— TASK DESCRIPTION —
Go through the data and copy each line that holds "JSON".

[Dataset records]
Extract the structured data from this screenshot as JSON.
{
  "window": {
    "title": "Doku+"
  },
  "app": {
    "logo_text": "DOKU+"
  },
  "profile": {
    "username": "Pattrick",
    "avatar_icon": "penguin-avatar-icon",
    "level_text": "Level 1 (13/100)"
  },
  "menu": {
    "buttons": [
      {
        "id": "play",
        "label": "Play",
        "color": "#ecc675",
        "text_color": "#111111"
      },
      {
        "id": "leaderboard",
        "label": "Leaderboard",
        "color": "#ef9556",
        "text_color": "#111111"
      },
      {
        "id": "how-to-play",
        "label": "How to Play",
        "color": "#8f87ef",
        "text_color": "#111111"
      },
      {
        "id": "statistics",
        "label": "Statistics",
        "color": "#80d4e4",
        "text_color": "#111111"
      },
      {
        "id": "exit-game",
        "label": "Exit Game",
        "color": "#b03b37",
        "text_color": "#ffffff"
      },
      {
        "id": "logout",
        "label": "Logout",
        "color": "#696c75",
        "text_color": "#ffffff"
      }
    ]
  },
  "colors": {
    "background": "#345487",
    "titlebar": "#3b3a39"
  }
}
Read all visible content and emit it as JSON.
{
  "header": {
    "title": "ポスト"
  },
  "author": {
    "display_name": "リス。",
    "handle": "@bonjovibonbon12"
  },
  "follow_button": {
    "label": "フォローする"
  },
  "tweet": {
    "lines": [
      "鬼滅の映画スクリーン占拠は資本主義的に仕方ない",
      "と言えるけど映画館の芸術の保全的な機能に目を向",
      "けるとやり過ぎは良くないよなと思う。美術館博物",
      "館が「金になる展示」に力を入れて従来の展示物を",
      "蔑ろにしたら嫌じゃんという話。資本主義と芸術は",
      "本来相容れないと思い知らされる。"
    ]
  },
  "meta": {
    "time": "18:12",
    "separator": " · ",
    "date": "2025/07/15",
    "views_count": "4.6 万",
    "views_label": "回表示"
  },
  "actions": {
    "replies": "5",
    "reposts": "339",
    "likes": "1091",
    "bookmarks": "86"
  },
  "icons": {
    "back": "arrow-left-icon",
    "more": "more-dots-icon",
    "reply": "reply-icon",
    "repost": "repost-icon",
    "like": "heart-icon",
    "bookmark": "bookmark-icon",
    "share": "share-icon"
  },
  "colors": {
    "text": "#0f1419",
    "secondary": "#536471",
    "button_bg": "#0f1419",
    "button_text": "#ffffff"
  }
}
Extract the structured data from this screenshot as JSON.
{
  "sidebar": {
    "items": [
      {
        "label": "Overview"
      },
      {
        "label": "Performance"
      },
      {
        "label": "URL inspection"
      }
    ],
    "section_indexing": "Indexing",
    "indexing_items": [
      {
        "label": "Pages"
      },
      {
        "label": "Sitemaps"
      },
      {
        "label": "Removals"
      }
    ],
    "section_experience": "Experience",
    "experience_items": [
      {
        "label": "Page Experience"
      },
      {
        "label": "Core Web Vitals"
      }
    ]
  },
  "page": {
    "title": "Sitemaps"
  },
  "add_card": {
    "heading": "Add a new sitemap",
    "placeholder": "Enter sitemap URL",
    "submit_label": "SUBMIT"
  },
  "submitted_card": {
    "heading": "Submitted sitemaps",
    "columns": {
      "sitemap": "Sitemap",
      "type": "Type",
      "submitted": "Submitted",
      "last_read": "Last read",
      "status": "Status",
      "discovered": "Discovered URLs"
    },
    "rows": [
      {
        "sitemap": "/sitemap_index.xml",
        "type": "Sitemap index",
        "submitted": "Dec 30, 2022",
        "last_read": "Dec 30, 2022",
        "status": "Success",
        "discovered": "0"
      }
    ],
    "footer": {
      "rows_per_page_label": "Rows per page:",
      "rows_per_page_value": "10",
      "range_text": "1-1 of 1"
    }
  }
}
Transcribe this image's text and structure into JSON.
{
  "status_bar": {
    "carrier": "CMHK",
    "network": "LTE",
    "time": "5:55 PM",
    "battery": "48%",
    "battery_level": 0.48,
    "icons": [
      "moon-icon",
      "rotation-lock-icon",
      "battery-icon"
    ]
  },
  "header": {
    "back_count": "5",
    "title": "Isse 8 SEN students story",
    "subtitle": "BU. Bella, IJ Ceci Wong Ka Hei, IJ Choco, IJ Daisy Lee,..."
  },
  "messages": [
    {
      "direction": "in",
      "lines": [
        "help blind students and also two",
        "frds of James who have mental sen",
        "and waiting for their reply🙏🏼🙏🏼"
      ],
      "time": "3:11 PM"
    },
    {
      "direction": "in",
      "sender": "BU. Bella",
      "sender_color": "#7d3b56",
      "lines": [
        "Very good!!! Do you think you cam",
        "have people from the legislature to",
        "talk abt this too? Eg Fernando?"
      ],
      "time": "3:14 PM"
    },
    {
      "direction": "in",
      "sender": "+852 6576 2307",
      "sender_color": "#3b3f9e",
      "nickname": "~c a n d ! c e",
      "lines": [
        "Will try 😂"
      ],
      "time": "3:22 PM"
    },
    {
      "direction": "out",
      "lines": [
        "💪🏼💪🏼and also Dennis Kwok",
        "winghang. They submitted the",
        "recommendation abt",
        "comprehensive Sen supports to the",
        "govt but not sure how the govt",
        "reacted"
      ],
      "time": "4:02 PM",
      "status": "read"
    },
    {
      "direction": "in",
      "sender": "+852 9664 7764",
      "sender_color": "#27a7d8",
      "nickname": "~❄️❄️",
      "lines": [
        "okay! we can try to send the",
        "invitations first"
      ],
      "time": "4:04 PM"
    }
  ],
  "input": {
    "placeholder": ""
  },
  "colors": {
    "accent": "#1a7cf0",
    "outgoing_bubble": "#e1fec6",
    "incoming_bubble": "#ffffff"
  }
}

— RESPONSE BOX —
Extract the structured data from this screenshot as JSON.
Read all visible content and emit it as JSON.
Extract the structured data from this screenshot as JSON.
Transcribe this image's text and structure into JSON.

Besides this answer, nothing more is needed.